» **ASSIGNED TASK**: Go line by line through the records below. Copy whichever lines contain the string "subtitle".

** Opening EXERCISE MATERIAL block **

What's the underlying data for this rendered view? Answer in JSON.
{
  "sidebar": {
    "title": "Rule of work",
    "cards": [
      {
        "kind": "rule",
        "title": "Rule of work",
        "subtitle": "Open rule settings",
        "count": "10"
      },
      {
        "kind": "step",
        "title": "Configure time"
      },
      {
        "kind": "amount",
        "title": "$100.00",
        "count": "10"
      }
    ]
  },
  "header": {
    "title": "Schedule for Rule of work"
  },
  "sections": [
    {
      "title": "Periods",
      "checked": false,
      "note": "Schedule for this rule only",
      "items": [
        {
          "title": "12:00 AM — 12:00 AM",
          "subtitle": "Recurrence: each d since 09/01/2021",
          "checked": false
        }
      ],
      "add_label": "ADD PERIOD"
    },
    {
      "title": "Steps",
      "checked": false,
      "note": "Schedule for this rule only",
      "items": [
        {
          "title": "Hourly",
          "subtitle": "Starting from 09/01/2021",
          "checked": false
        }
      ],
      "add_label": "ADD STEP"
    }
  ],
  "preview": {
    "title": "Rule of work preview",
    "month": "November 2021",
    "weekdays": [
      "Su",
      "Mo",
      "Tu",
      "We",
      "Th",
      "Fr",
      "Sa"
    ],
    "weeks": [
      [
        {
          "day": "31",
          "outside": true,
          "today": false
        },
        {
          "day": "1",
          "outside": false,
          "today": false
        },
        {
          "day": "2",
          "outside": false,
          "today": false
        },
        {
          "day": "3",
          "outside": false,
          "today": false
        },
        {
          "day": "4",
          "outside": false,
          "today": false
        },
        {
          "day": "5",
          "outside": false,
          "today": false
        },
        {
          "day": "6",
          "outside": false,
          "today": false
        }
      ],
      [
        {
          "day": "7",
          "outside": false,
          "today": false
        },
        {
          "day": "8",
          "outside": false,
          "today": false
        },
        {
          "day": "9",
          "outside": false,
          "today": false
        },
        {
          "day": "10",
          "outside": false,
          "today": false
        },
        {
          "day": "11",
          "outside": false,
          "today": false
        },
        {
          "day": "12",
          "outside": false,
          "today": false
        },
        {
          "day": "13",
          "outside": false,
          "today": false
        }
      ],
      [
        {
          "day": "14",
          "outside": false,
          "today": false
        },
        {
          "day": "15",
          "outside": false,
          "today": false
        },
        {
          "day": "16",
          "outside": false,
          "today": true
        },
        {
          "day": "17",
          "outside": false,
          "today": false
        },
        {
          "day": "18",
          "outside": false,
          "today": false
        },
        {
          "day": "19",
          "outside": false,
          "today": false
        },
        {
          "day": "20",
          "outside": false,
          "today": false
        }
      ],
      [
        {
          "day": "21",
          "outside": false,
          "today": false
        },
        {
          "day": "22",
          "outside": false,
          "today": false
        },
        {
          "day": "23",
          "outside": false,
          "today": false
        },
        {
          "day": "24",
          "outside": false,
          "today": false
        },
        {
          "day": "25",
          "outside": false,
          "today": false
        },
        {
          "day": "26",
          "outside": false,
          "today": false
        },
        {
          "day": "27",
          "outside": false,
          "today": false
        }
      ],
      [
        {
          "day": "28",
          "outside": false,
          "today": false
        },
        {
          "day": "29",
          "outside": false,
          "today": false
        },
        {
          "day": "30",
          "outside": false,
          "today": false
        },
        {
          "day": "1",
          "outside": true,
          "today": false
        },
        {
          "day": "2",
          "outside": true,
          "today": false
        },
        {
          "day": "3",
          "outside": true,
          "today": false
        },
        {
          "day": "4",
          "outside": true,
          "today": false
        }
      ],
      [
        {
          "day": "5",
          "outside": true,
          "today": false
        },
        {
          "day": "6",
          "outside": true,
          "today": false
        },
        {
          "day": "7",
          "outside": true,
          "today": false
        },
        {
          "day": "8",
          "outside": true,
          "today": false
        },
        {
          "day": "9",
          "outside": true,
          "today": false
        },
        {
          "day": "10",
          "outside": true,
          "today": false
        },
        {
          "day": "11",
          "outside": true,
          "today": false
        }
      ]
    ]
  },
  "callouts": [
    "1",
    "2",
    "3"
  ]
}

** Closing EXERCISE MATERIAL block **

» **PROBLEM SOLUTION**:
        "subtitle": "Open rule settings",
          "subtitle": "Recurrence: each d since 09/01/2021",
          "subtitle": "Starting from 09/01/2021",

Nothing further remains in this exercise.